Keep in mind that this isn't a review. None of these posts will be about how good or bad a book is overall. The fact that I adore Tepper's writing is immaterial, in fact. All I'll be doing is looking at the opening and how Tepper introduces us to core characters.
One important thing about the introduction of characters is that any given introduction can be read in a variety of ways. If you know any of the books I talk about over the next couple of weeks, please feel free to point out where your interpretation is different to mine. This sort of thing is important. It's not argument - it's showing that there is more than one way of reading the same words.
Another thing is that everyone always discusses how Jane Austen introduces her characters. (Maybe they don't. Maybe it's just the people I know. Maybe there is a Jane Austen obsession in my circles.) I shall not be talking about Jane Austen. I love her dearly and she is brilliant, but I shan't be looking at how she introduces a character. Sorry. Or am I sorry? I think I'm impenitent, actually. Not-sorry.

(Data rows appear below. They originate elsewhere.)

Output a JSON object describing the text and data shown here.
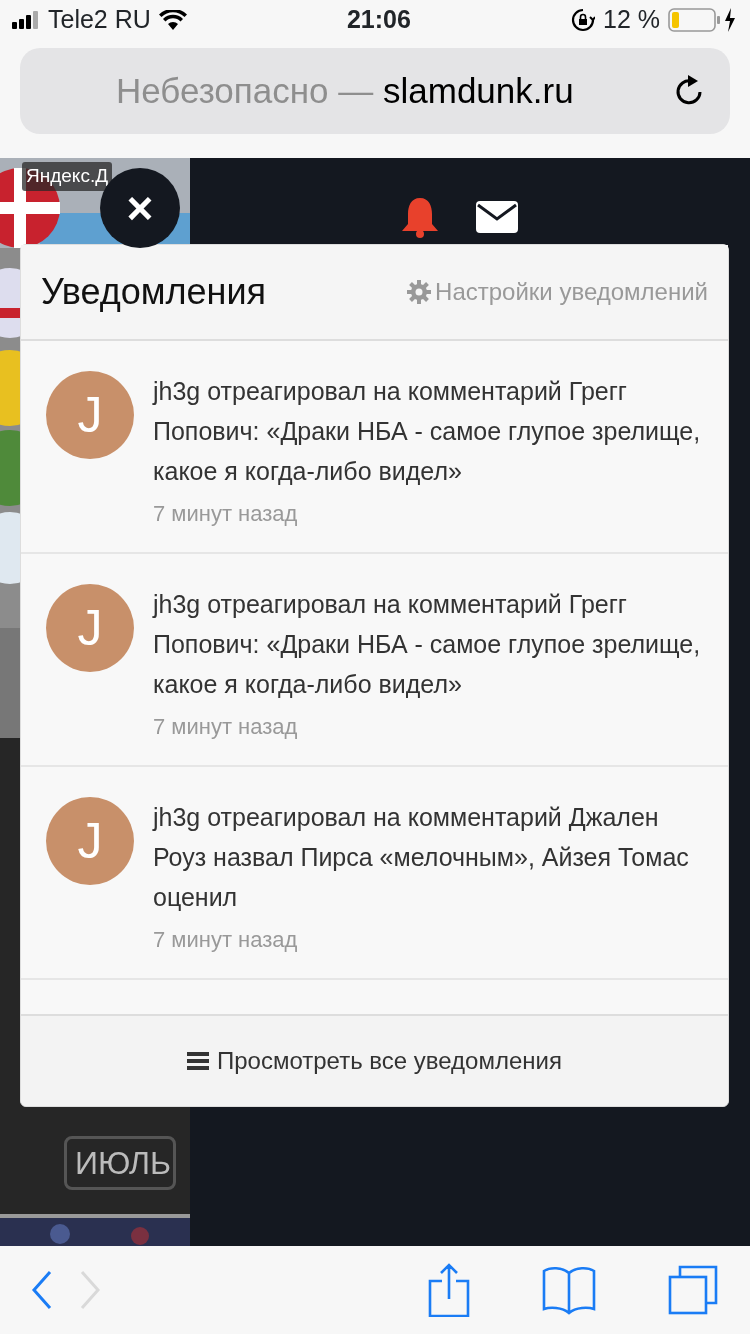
{
  "status_bar": {
    "carrier": "Tele2 RU",
    "time": "21:06",
    "battery": "12 %"
  },
  "address_bar": {
    "security": "Небезопасно —",
    "domain": "slamdunk.ru"
  },
  "page": {
    "ad_label": "Яндекс.Д",
    "month_label": "ИЮЛЬ"
  },
  "close_button": {
    "label": "×"
  },
  "notifications": {
    "title": "Уведомления",
    "settings_link": "Настройки уведомлений",
    "items": [
      {
        "avatar": "J",
        "text": "jh3g отреагировал на комментарий Грегг Попович: «Драки НБА - самое глупое зрелище, какое я когда-либо видел»",
        "time": "7 минут назад"
      },
      {
        "avatar": "J",
        "text": "jh3g отреагировал на комментарий Грегг Попович: «Драки НБА - самое глупое зрелище, какое я когда-либо видел»",
        "time": "7 минут назад"
      },
      {
        "avatar": "J",
        "text": "jh3g отреагировал на комментарий Джален Роуз назвал Пирса «мелочным», Айзея Томас оценил",
        "time": "7 минут назад"
      }
    ],
    "footer_link": "Просмотреть все уведомления"
  },
  "toolbar": {
    "back_disabled": false,
    "forward_disabled": true
  }
}
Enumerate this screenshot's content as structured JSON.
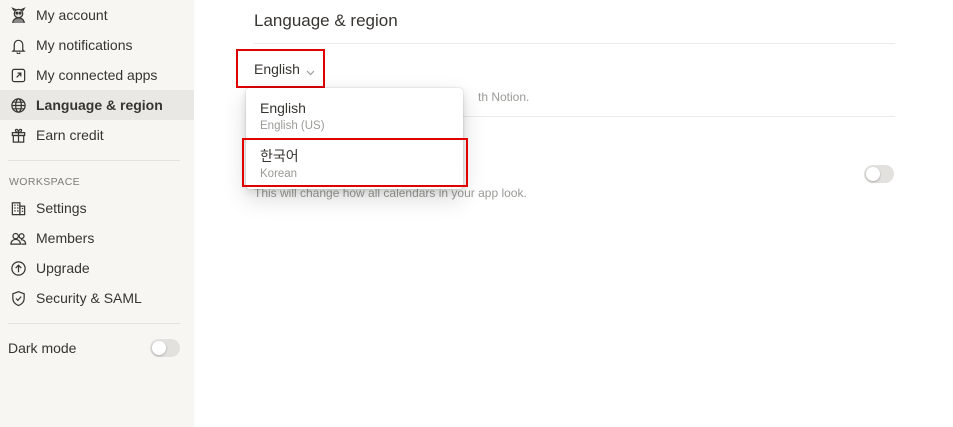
{
  "sidebar": {
    "items": [
      {
        "label": "My account",
        "icon": "avatar-icon",
        "active": false
      },
      {
        "label": "My notifications",
        "icon": "bell-icon",
        "active": false
      },
      {
        "label": "My connected apps",
        "icon": "external-link-icon",
        "active": false
      },
      {
        "label": "Language & region",
        "icon": "globe-icon",
        "active": true
      },
      {
        "label": "Earn credit",
        "icon": "gift-icon",
        "active": false
      }
    ],
    "workspace_label": "WORKSPACE",
    "workspace_items": [
      {
        "label": "Settings",
        "icon": "building-icon"
      },
      {
        "label": "Members",
        "icon": "people-icon"
      },
      {
        "label": "Upgrade",
        "icon": "arrow-up-circle-icon"
      },
      {
        "label": "Security & SAML",
        "icon": "shield-icon"
      }
    ],
    "dark_mode_label": "Dark mode",
    "dark_mode_on": false
  },
  "main": {
    "title": "Language & region",
    "language_select": {
      "value": "English"
    },
    "language_desc_visible": "th Notion.",
    "calendar_desc": "This will change how all calendars in your app look.",
    "calendar_toggle_on": false
  },
  "dropdown": {
    "options": [
      {
        "title": "English",
        "subtitle": "English (US)"
      },
      {
        "title": "한국어",
        "subtitle": "Korean"
      }
    ]
  },
  "colors": {
    "sidebar_bg": "#f7f6f3",
    "active_bg": "#e9e8e4",
    "highlight": "#e00000",
    "text": "#37352f",
    "muted": "#9b9a97"
  }
}
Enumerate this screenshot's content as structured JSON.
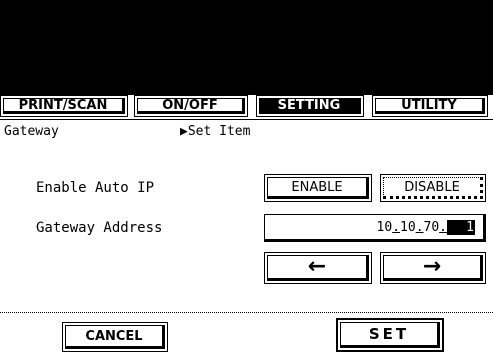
{
  "tabs": [
    {
      "label": "PRINT/SCAN",
      "active": false
    },
    {
      "label": "ON/OFF",
      "active": false
    },
    {
      "label": "SETTING",
      "active": true
    },
    {
      "label": "UTILITY",
      "active": false
    }
  ],
  "header": {
    "title": "Gateway",
    "marker": "▶",
    "subtitle": "Set Item"
  },
  "auto_ip": {
    "label": "Enable Auto IP",
    "enable_label": "ENABLE",
    "disable_label": "DISABLE",
    "selected": "DISABLE"
  },
  "gateway": {
    "label": "Gateway Address",
    "octet1": "10",
    "octet2": "10",
    "octet3": "70",
    "octet4": "1"
  },
  "nav": {
    "left_arrow": "←",
    "right_arrow": "→"
  },
  "footer": {
    "cancel_label": "CANCEL",
    "set_label": "SET"
  }
}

Tepper's first chapter is very short. It's eerie and evocative, but it doesn't introduce a person. No woman skipping along the beach, remembering her childhood. No action scene. No ... people.
To me this says that the place itself is a character, or that there's one hidden and that it might be dangerous or nasty. In this case it's clear that 'nasty' applies, as bones are found "Like a frieze of bloody murder, carefully displayed."
And that's our character introduction, in those few words. There is one, after all, even though we don't know who/what it is. Whether it's a human or a natural phenomenon or some strangeness that we don't understand, it has a personality. Or rather, we have the hope of understanding it, which means we'll be watching for it and for hints of it for the rest of the book, trying to penetrate the mystery.
Update: The Tepper was sitting alone because it's a duplicate. The first person to give me a really good reason for needing it is its new owner.
Update on update: since more than one person wants the Tepper (what good taste you all have!) I shall accept reasons until Friday then put all your names in a hat and draw one out.